> **Instructions for the task**:
In full and unchanged, output the entries that follow.

> **Records for this exercise**:
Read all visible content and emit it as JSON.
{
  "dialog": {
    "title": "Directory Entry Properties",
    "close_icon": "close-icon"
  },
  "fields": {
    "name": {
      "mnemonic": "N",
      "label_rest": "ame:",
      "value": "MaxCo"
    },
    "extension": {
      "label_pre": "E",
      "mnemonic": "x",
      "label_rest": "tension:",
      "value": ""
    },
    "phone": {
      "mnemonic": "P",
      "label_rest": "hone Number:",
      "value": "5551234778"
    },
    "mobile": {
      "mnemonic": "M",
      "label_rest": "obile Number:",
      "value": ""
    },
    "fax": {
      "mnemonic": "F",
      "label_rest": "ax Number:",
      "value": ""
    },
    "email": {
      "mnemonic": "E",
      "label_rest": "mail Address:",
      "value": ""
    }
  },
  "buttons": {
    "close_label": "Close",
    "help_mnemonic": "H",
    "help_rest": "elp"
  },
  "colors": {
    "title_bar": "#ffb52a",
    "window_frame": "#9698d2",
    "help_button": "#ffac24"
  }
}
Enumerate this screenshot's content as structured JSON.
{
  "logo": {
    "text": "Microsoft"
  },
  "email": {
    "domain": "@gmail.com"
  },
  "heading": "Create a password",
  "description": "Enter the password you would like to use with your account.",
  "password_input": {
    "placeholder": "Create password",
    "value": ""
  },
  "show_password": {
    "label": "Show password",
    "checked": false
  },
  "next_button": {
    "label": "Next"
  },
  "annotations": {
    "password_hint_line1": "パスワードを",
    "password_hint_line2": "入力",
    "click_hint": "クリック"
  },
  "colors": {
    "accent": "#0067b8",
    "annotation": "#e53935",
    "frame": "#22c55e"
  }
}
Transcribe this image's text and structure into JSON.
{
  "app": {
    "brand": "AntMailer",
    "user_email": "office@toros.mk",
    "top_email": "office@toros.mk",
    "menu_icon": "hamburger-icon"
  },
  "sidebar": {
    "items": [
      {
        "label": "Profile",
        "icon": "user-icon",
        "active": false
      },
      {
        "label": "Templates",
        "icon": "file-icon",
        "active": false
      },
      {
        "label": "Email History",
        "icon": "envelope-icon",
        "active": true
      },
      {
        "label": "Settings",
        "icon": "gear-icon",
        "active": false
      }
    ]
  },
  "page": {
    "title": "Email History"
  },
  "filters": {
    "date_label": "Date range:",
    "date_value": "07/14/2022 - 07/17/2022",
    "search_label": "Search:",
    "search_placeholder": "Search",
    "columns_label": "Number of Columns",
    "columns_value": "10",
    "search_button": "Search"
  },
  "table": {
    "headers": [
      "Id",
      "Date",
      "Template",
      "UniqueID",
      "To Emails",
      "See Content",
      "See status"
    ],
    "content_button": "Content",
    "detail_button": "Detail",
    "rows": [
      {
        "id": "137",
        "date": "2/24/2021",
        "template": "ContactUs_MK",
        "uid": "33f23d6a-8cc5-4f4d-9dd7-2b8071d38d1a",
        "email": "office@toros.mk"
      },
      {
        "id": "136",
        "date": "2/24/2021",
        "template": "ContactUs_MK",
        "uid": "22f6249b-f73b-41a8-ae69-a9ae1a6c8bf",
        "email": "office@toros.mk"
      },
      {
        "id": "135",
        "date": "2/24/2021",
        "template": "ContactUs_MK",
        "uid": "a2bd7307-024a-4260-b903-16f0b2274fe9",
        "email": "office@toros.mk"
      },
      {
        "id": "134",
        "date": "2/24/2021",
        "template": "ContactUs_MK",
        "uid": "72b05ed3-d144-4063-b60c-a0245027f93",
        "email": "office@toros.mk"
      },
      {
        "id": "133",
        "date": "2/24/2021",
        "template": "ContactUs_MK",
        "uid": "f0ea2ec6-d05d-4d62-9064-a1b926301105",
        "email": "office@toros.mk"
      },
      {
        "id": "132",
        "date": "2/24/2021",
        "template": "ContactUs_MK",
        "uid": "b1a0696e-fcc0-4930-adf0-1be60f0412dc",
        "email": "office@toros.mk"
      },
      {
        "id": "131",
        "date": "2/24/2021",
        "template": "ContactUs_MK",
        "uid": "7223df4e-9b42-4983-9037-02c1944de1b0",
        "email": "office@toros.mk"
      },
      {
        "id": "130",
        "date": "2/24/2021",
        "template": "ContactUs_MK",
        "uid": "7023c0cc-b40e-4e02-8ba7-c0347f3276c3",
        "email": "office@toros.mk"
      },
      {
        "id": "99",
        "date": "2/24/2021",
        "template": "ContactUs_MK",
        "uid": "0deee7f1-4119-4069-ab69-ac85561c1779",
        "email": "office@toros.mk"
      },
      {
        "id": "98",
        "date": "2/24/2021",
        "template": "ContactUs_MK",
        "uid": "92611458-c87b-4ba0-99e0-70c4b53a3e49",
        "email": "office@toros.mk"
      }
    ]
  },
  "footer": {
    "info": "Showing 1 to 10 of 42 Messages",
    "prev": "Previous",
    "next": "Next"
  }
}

> **Response**:
Read all visible content and emit it as JSON.
{
  "dialog": {
    "title": "Directory Entry Properties",
    "close_icon": "close-icon"
  },
  "fields": {
    "name": {
      "mnemonic": "N",
      "label_rest": "ame:",
      "value": "MaxCo"
    },
    "extension": {
      "label_pre": "E",
      "mnemonic": "x",
      "label_rest": "tension:",
      "value": ""
    },
    "phone": {
      "mnemonic": "P",
      "label_rest": "hone Number:",
      "value": "5551234778"
    },
    "mobile": {
      "mnemonic": "M",
      "label_rest": "obile Number:",
      "value": ""
    },
    "fax": {
      "mnemonic": "F",
      "label_rest": "ax Number:",
      "value": ""
    },
    "email": {
      "mnemonic": "E",
      "label_rest": "mail Address:",
      "value": ""
    }
  },
  "buttons": {
    "close_label": "Close",
    "help_mnemonic": "H",
    "help_rest": "elp"
  },
  "colors": {
    "title_bar": "#ffb52a",
    "window_frame": "#9698d2",
    "help_button": "#ffac24"
  }
}
Enumerate this screenshot's content as structured JSON.
{
  "logo": {
    "text": "Microsoft"
  },
  "email": {
    "domain": "@gmail.com"
  },
  "heading": "Create a password",
  "description": "Enter the password you would like to use with your account.",
  "password_input": {
    "placeholder": "Create password",
    "value": ""
  },
  "show_password": {
    "label": "Show password",
    "checked": false
  },
  "next_button": {
    "label": "Next"
  },
  "annotations": {
    "password_hint_line1": "パスワードを",
    "password_hint_line2": "入力",
    "click_hint": "クリック"
  },
  "colors": {
    "accent": "#0067b8",
    "annotation": "#e53935",
    "frame": "#22c55e"
  }
}
Transcribe this image's text and structure into JSON.
{
  "app": {
    "brand": "AntMailer",
    "user_email": "office@toros.mk",
    "top_email": "office@toros.mk",
    "menu_icon": "hamburger-icon"
  },
  "sidebar": {
    "items": [
      {
        "label": "Profile",
        "icon": "user-icon",
        "active": false
      },
      {
        "label": "Templates",
        "icon": "file-icon",
        "active": false
      },
      {
        "label": "Email History",
        "icon": "envelope-icon",
        "active": true
      },
      {
        "label": "Settings",
        "icon": "gear-icon",
        "active": false
      }
    ]
  },
  "page": {
    "title": "Email History"
  },
  "filters": {
    "date_label": "Date range:",
    "date_value": "07/14/2022 - 07/17/2022",
    "search_label": "Search:",
    "search_placeholder": "Search",
    "columns_label": "Number of Columns",
    "columns_value": "10",
    "search_button": "Search"
  },
  "table": {
    "headers": [
      "Id",
      "Date",
      "Template",
      "UniqueID",
      "To Emails",
      "See Content",
      "See status"
    ],
    "content_button": "Content",
    "detail_button": "Detail",
    "rows": [
      {
        "id": "137",
        "date": "2/24/2021",
        "template": "ContactUs_MK",
        "uid": "33f23d6a-8cc5-4f4d-9dd7-2b8071d38d1a",
        "email": "office@toros.mk"
      },
      {
        "id": "136",
        "date": "2/24/2021",
        "template": "ContactUs_MK",
        "uid": "22f6249b-f73b-41a8-ae69-a9ae1a6c8bf",
        "email": "office@toros.mk"
      },
      {
        "id": "135",
        "date": "2/24/2021",
        "template": "ContactUs_MK",
        "uid": "a2bd7307-024a-4260-b903-16f0b2274fe9",
        "email": "office@toros.mk"
      },
      {
        "id": "134",
        "date": "2/24/2021",
        "template": "ContactUs_MK",
        "uid": "72b05ed3-d144-4063-b60c-a0245027f93",
        "email": "office@toros.mk"
      },
      {
        "id": "133",
        "date": "2/24/2021",
        "template": "ContactUs_MK",
        "uid": "f0ea2ec6-d05d-4d62-9064-a1b926301105",
        "email": "office@toros.mk"
      },
      {
        "id": "132",
        "date": "2/24/2021",
        "template": "ContactUs_MK",
        "uid": "b1a0696e-fcc0-4930-adf0-1be60f0412dc",
        "email": "office@toros.mk"
      },
      {
        "id": "131",
        "date": "2/24/2021",
        "template": "ContactUs_MK",
        "uid": "7223df4e-9b42-4983-9037-02c1944de1b0",
        "email": "office@toros.mk"
      },
      {
        "id": "130",
        "date": "2/24/2021",
        "template": "ContactUs_MK",
        "uid": "7023c0cc-b40e-4e02-8ba7-c0347f3276c3",
        "email": "office@toros.mk"
      },
      {
        "id": "99",
        "date": "2/24/2021",
        "template": "ContactUs_MK",
        "uid": "0deee7f1-4119-4069-ab69-ac85561c1779",
        "email": "office@toros.mk"
      },
      {
        "id": "98",
        "date": "2/24/2021",
        "template": "ContactUs_MK",
        "uid": "92611458-c87b-4ba0-99e0-70c4b53a3e49",
        "email": "office@toros.mk"
      }
    ]
  },
  "footer": {
    "info": "Showing 1 to 10 of 42 Messages",
    "prev": "Previous",
    "next": "Next"
  }
}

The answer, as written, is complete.